EXERCISE OBJECTIVE - Wherever the string "with" shows up in the data below, copy the whole line.

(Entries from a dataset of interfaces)
-=-=-=-=-
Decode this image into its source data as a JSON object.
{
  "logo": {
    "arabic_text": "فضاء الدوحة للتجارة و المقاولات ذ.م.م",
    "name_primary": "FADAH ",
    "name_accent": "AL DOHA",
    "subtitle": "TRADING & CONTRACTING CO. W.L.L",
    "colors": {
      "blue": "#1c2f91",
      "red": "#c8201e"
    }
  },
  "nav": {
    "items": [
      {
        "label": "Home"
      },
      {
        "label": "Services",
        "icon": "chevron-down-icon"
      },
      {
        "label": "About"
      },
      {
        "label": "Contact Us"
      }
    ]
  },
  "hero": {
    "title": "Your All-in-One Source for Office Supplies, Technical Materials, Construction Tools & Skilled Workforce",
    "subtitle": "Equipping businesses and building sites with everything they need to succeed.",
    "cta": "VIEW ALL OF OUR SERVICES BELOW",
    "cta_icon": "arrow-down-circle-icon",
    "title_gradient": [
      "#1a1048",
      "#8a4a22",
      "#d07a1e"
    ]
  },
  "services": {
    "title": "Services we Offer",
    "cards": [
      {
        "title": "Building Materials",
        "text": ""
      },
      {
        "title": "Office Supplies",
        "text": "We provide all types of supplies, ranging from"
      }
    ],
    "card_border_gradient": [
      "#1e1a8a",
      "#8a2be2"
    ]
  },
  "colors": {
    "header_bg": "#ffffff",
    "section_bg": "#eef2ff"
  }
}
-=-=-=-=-
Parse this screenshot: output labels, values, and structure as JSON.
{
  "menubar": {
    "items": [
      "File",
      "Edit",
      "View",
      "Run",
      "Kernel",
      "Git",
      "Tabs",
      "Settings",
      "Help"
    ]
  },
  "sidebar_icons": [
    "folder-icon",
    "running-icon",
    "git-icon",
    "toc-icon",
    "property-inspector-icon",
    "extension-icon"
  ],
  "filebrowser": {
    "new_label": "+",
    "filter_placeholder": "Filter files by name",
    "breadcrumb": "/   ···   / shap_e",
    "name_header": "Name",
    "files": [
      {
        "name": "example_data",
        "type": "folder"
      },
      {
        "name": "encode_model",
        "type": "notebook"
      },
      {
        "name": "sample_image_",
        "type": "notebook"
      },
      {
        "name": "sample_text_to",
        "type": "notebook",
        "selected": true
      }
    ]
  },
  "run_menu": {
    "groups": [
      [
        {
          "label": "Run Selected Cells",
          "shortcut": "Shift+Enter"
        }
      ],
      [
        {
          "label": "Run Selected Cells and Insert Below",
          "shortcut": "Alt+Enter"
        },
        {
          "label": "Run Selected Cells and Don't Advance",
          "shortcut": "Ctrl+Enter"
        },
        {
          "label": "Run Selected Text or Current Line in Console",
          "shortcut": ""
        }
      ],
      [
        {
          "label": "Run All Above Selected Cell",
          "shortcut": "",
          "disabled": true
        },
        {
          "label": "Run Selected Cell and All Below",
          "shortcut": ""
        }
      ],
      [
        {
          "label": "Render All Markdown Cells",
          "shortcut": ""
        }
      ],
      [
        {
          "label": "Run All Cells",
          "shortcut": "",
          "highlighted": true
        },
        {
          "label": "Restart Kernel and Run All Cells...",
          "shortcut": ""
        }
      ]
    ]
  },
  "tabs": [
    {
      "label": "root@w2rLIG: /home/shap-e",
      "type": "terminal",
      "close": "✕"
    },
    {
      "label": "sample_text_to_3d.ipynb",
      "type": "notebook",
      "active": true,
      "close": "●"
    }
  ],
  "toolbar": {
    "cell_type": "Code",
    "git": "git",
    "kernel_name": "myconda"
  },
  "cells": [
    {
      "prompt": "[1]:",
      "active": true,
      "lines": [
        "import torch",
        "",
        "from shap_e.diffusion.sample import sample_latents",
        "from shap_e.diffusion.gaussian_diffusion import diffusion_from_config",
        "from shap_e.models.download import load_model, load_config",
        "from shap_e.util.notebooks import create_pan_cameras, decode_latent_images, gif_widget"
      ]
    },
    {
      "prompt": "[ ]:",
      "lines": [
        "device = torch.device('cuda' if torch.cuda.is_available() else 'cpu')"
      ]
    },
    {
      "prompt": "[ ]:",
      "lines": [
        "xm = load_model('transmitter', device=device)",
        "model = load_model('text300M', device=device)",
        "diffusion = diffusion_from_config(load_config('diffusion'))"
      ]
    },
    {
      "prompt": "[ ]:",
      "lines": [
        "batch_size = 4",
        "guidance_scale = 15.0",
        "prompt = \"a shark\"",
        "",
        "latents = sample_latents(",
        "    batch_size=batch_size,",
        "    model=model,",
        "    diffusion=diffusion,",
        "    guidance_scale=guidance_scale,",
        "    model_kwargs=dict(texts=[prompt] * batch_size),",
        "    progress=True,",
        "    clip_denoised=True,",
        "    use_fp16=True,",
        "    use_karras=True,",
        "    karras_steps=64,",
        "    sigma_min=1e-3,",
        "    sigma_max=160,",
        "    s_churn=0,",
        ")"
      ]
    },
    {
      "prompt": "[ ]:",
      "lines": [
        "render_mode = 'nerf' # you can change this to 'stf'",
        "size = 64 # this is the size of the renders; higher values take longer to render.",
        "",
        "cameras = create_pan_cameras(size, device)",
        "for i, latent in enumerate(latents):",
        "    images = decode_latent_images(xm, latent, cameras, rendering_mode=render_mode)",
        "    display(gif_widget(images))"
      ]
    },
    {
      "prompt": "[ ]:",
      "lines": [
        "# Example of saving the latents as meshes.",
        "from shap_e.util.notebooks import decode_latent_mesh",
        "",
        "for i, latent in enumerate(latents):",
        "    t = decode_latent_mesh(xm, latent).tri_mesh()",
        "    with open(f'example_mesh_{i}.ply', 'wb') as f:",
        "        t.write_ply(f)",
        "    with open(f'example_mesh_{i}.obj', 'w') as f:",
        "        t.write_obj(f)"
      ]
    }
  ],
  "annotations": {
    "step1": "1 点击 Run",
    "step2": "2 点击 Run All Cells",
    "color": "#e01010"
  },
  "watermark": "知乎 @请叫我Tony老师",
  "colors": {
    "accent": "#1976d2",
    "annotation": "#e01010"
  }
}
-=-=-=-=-
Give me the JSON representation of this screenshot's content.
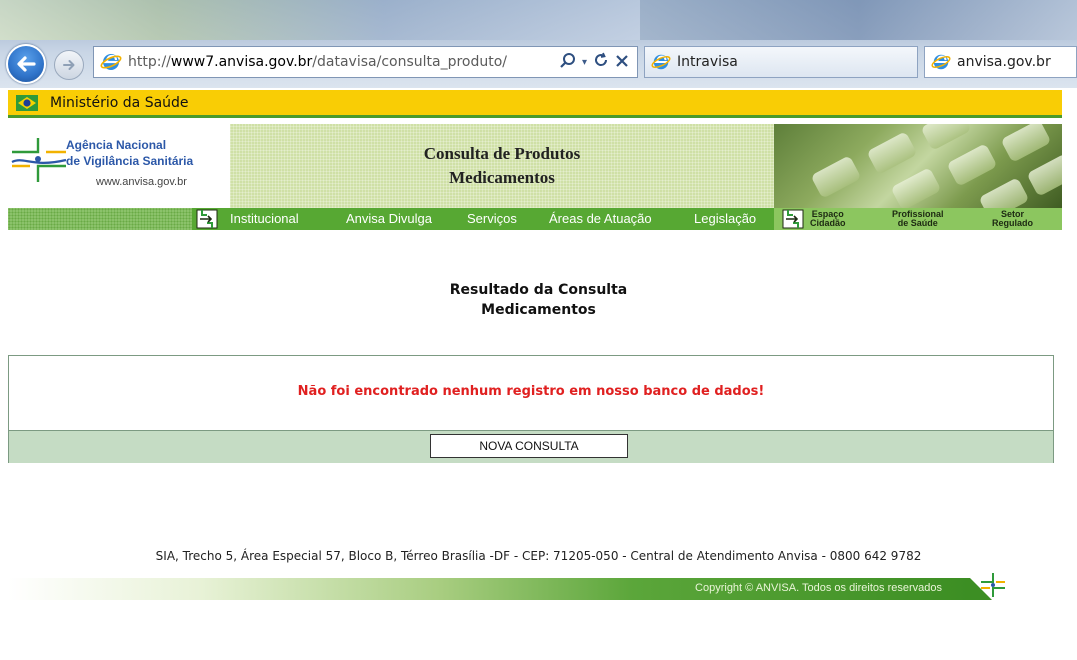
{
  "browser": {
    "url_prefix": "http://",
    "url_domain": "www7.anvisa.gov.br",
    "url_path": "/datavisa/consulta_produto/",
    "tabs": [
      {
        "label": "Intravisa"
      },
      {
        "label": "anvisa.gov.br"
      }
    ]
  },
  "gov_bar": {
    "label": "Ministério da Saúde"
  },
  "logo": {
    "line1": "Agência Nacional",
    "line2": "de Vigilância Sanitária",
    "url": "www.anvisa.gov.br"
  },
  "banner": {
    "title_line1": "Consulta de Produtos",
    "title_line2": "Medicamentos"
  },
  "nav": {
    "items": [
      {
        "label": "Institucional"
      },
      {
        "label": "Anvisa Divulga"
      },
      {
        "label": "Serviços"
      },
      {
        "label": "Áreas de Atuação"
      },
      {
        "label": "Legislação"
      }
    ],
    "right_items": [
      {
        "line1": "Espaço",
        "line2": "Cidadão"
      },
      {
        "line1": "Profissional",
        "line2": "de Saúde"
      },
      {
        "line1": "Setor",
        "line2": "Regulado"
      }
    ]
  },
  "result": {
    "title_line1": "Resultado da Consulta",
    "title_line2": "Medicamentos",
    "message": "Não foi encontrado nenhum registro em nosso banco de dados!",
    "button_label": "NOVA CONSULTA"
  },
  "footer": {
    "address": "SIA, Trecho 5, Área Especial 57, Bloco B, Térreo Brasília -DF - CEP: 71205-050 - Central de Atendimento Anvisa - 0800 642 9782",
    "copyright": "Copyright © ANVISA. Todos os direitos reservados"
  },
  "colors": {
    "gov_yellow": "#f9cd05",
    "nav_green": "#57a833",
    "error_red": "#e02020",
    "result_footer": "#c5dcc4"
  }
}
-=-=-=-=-
SOLUTION FOR THIS TASK -
    "subtitle": "Equipping businesses and building sites with everything they need to succeed.",
        "    with open(f'example_mesh_{i}.ply', 'wb') as f:",
        "    with open(f'example_mesh_{i}.obj', 'w') as f:",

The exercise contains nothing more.